Well, it’s official… I’m going through premature menopause. Yep… that’s right. My body thinks it’s an old lady. I have news for you, body. You’re still only 31, and it’s time you start acting like it!
I met with my reproductive endocrinologist today to read the labs I had drawn last week. I’m a bit anemic, my thyroid looks good, and everything else was screaming “YOUR OVARIES DON’T WORK ANYMORE!!!” Yea, thanks. I had no idea… I thought the whole me randomly catching on fire from the inside thing was a sign of virility. No? Oh, those are hot flashes? Awesome.
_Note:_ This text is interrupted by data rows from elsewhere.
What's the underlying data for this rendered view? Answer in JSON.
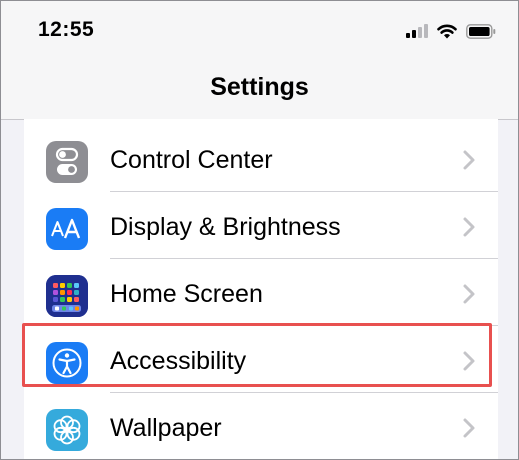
{
  "status_bar": {
    "time": "12:55"
  },
  "nav": {
    "title": "Settings"
  },
  "settings_list": [
    {
      "label": "Control Center",
      "icon": "toggle-switches-icon",
      "icon_color": "#8e8e93"
    },
    {
      "label": "Display & Brightness",
      "icon": "text-size-icon",
      "icon_color": "#1a7cf5"
    },
    {
      "label": "Home Screen",
      "icon": "app-grid-icon",
      "icon_color": "#2d3eb8"
    },
    {
      "label": "Accessibility",
      "icon": "accessibility-icon",
      "icon_color": "#1a7cf5",
      "highlighted": true
    },
    {
      "label": "Wallpaper",
      "icon": "flower-icon",
      "icon_color": "#35aadc"
    }
  ],
  "colors": {
    "highlight_border": "#e8504f",
    "chevron": "#c4c4c8",
    "background": "#f2f2f7"
  }
}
So, for those of you who have never experienced a hot flash, let me break it down for you. Imagine yourself sitting in a movie theater. You have on a jacket because, as is typical with movie theaters, it’s chilly in there. Shortly after the previews start to roll, it feels like you’ve lit yourself on fire from the inside. You take off the jacket. A sweat ‘stache sprouts on your upper lip. Every square inch of your skin is suddenly clammy. It’s literally all you can do to not rip every stitch of clothing from your body and throw your naked burning self onto the cool concrete floor. But don’t let anyone see that you feel like you’re inside an incinerator. No, that would be embarrassing. And by the end of the first preview, you have your jacket back on because everything has returned to normal. That is what a hot flash is like. I’ve learned to dress in layers.
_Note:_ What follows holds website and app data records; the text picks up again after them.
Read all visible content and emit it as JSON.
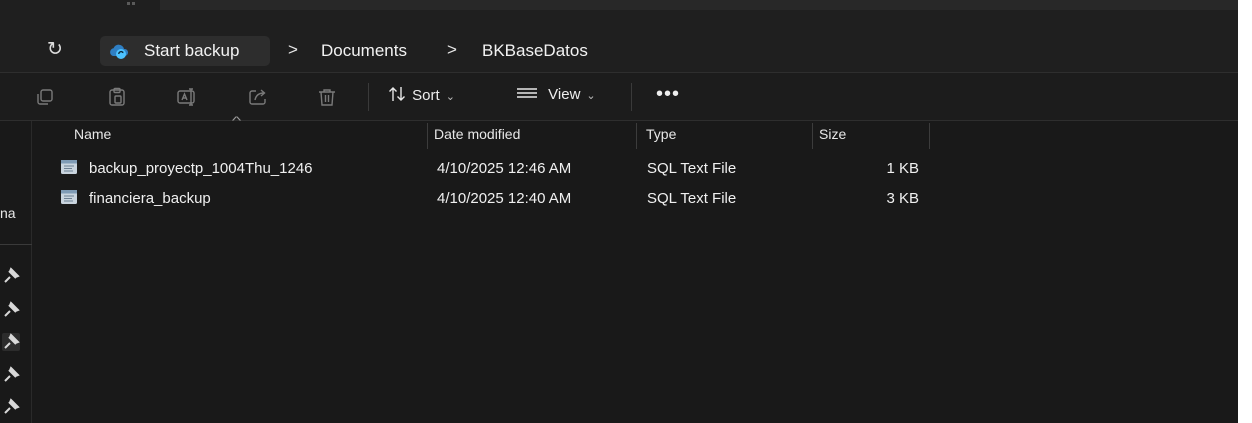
{
  "breadcrumb": {
    "items": [
      "Start backup",
      "Documents",
      "BKBaseDatos"
    ],
    "separator": ">"
  },
  "toolbar": {
    "sort_label": "Sort",
    "view_label": "View",
    "more_label": "•••"
  },
  "nav": {
    "partial_label": "na"
  },
  "list": {
    "columns": [
      "Name",
      "Date modified",
      "Type",
      "Size"
    ],
    "files": [
      {
        "name": "backup_proyectp_1004Thu_1246",
        "date": "4/10/2025 12:46 AM",
        "type": "SQL Text File",
        "size": "1 KB"
      },
      {
        "name": "financiera_backup",
        "date": "4/10/2025 12:40 AM",
        "type": "SQL Text File",
        "size": "3 KB"
      }
    ]
  },
  "icons": {
    "refresh": "refresh-icon",
    "root": "cloud-sync-icon",
    "copy": "copy-icon",
    "paste": "paste-icon",
    "rename": "rename-icon",
    "share": "share-icon",
    "delete": "delete-icon",
    "sort": "sort-arrows-icon",
    "view": "view-lines-icon",
    "file": "sql-file-icon",
    "pin": "pin-icon"
  },
  "colors": {
    "background": "#191919",
    "accent": "#4cc2ff",
    "text": "#f0f0f0"
  }
}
When I was in Germany recently, it was hard to sleep some nights because of the hot flashes. I’ve always put off a lot of heat when I sleep anyway, and my inferno husband just adds to the madness. So when I had a hot flash at night, it was absolutely brutal. I must have been a nightmare to sleep with.
But I’ve decided to make nice with the fire raging inside my body. That is to say that I’ve decided to squelch it. I’m going on hormones. It’s like birth control, but less hormones, and having absolutely nothing to do with preventing pregnancy. No, no. We’re not trying to prevent pregnancy at this point. Quite the opposite.
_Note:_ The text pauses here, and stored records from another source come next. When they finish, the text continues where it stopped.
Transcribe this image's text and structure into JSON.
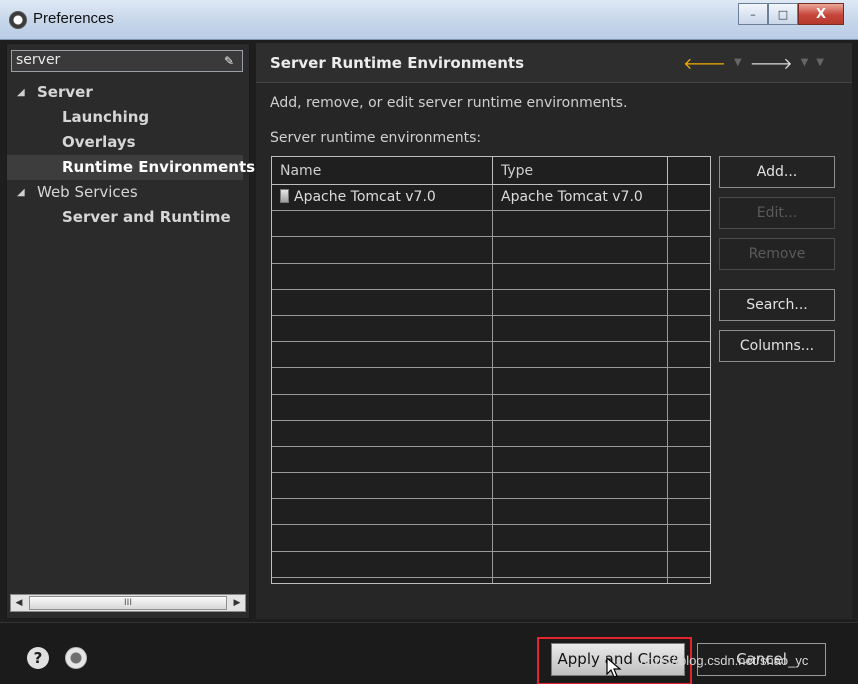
{
  "window": {
    "title": "Preferences",
    "buttons": {
      "minimize": "–",
      "maximize": "□",
      "close": "X"
    }
  },
  "left": {
    "filter_value": "server",
    "tree": [
      {
        "label": "Server",
        "expanded": true,
        "bold": true
      },
      {
        "label": "Launching",
        "bold": true
      },
      {
        "label": "Overlays",
        "bold": true
      },
      {
        "label": "Runtime Environments",
        "bold": true,
        "selected": true
      },
      {
        "label": "Web Services",
        "expanded": true,
        "bold": false
      },
      {
        "label": "Server and Runtime",
        "bold": true
      }
    ],
    "scroll_thumb": "III"
  },
  "right": {
    "title": "Server Runtime Environments",
    "description": "Add, remove, or edit server runtime environments.",
    "sublabel": "Server runtime environments:",
    "table": {
      "headers": [
        "Name",
        "Type"
      ],
      "rows": [
        {
          "name": "Apache Tomcat v7.0",
          "type": "Apache Tomcat v7.0"
        }
      ]
    },
    "buttons": {
      "add": "Add...",
      "edit": "Edit...",
      "remove": "Remove",
      "search": "Search...",
      "columns": "Columns..."
    }
  },
  "bottom": {
    "help": "?",
    "apply_close": "Apply and Close",
    "cancel": "Cancel",
    "watermark": "https://blog.csdn.net/shao_yc"
  },
  "colors": {
    "highlight": "#e0262b",
    "nav_back": "#f0b000"
  }
}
Long story somewhat shorter… I get to be on hormones for as long as I don’t want to go through menopause- probably the next 20 years or so. There are a lot of benefits and some health risks, but those seem minimal. And there are more health risks if I don’t go on hormones. In short, the hormones make the menopause go away, and that’s the desired outcome.